Economic Assimilation of Pre- and Post-2004 EU Enlargement Immigrants to the UK

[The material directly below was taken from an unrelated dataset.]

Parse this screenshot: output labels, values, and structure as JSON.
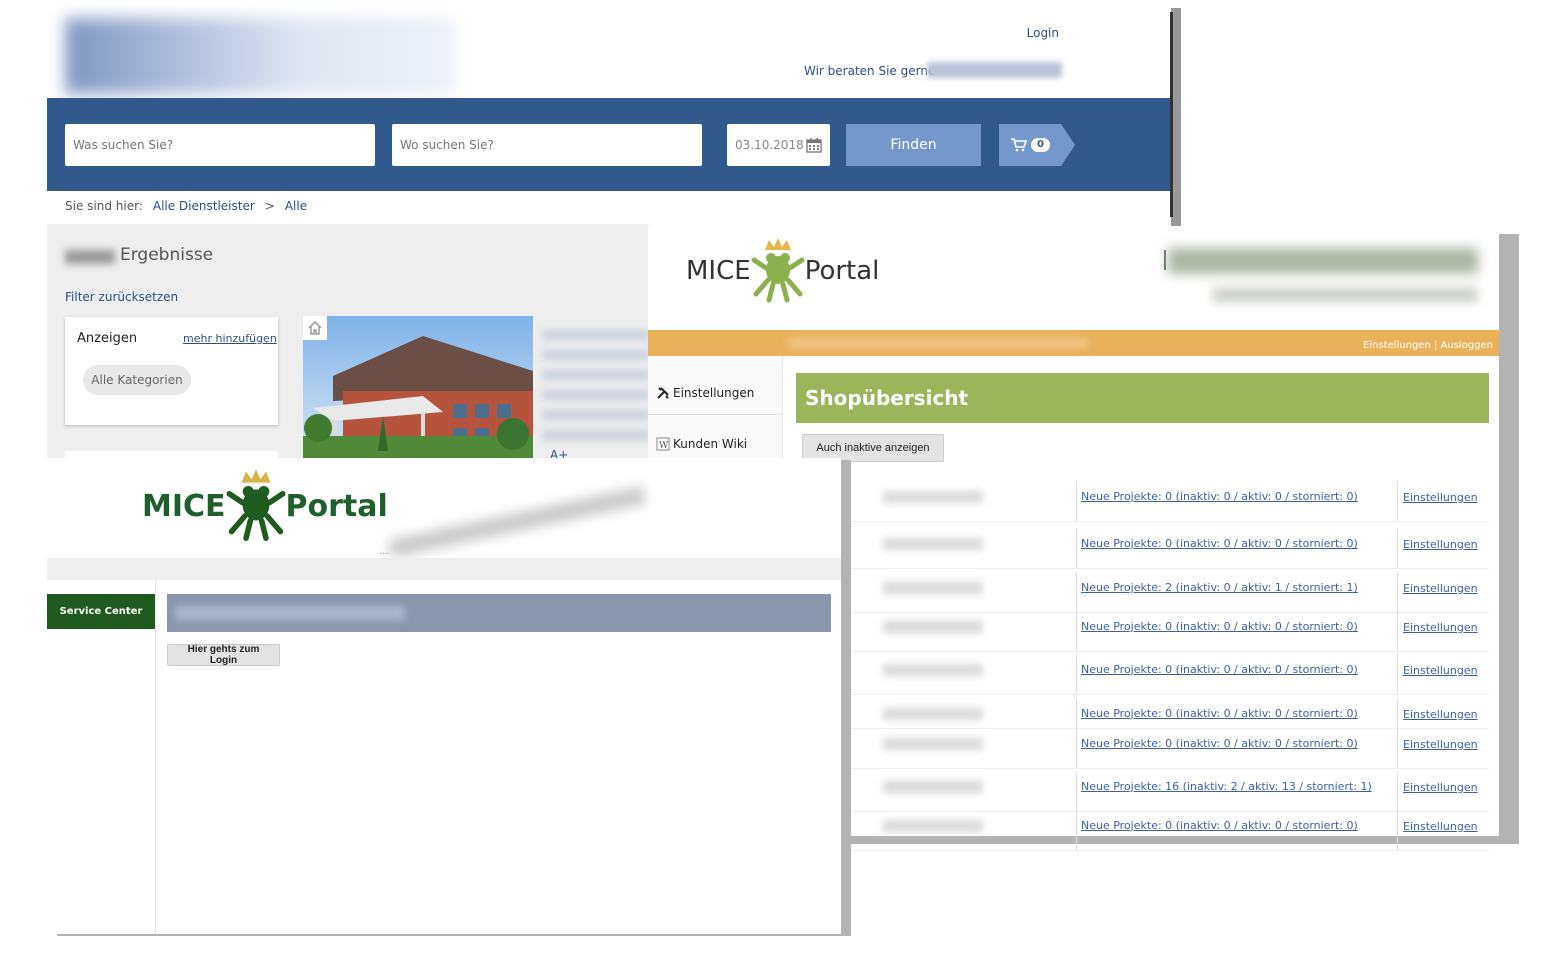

Drawing from longitudinal studies that have been conducted in many other countries but never before in the British context (with the exception of descriptive studies employing data from the Lifelong Labour Market Database, such as Dickens and McKnight (2008) and Lemos (2013)), I intend to test the Immigrant Assimilation Hypothesis for both earnings and employment probability. In addition, I look to test whether the compositional changes caused by the extension of the European Union to the A8 countries in 2004, expansion which many opponents claimed would lower the quality of immigrants, also imply a greater gap at entry and lower assimilation rates (reconcilable with lower human capital on average) among more recent immigrants. First, I find that the average immigrant experiences an earnings gap at entry of around 32%, which he bridges in over two decades - at a rate in excess of 2%. I find no evidence of differing rates of earnings assimilation between pre- and post-Accession immigrants: instead, heterogeneity (both in terms of gap at entry and assimilation rate) is very significant across regions of origin, with Asian and Latin American immigrants experiencing the highest entry deficit and not converging to native earnings. Additionally, pre-migration experience is found not to be significantly rewarded on the British labour market. Secondly, I consider assimilation in the probability of employment: I find no entry deficit in such probability for immigrants in general (independent of period of arrival), and thus no convergence over time. Employment probability is however increasing in pre-migration experience much more than it is in British experience. There is then an asymmetry in pre-migration experience importance for employment and earnings, hinting that the portability of human capital is partial at best. I believe there is some connection between this finding and the established finding of immigrant educational over-qualification, but this needs further investigation. Ultimately, the dissertation tries to move a step forward towards the creation of a common framework for testing assimilation, which is still latent 17 years after Borjas, in Chapter 28 of the Handbook of Labor Economics, lamented the lack of a common ground in migrant performance studies - lack that makes results from seemingly similar studies impossible to compare. Moreover, the number of assimilation studies for Great Britain is undeniably too low for a country that attaches such great importance to the debate over migration: this is the result of the difficulty of accessing British labour longitudinal data rather than the lack of academic interest. Easier access to administrative data could pave the way to more representative and potentially less problematic (as such administrative data do not present the problems associated with survey data) studies.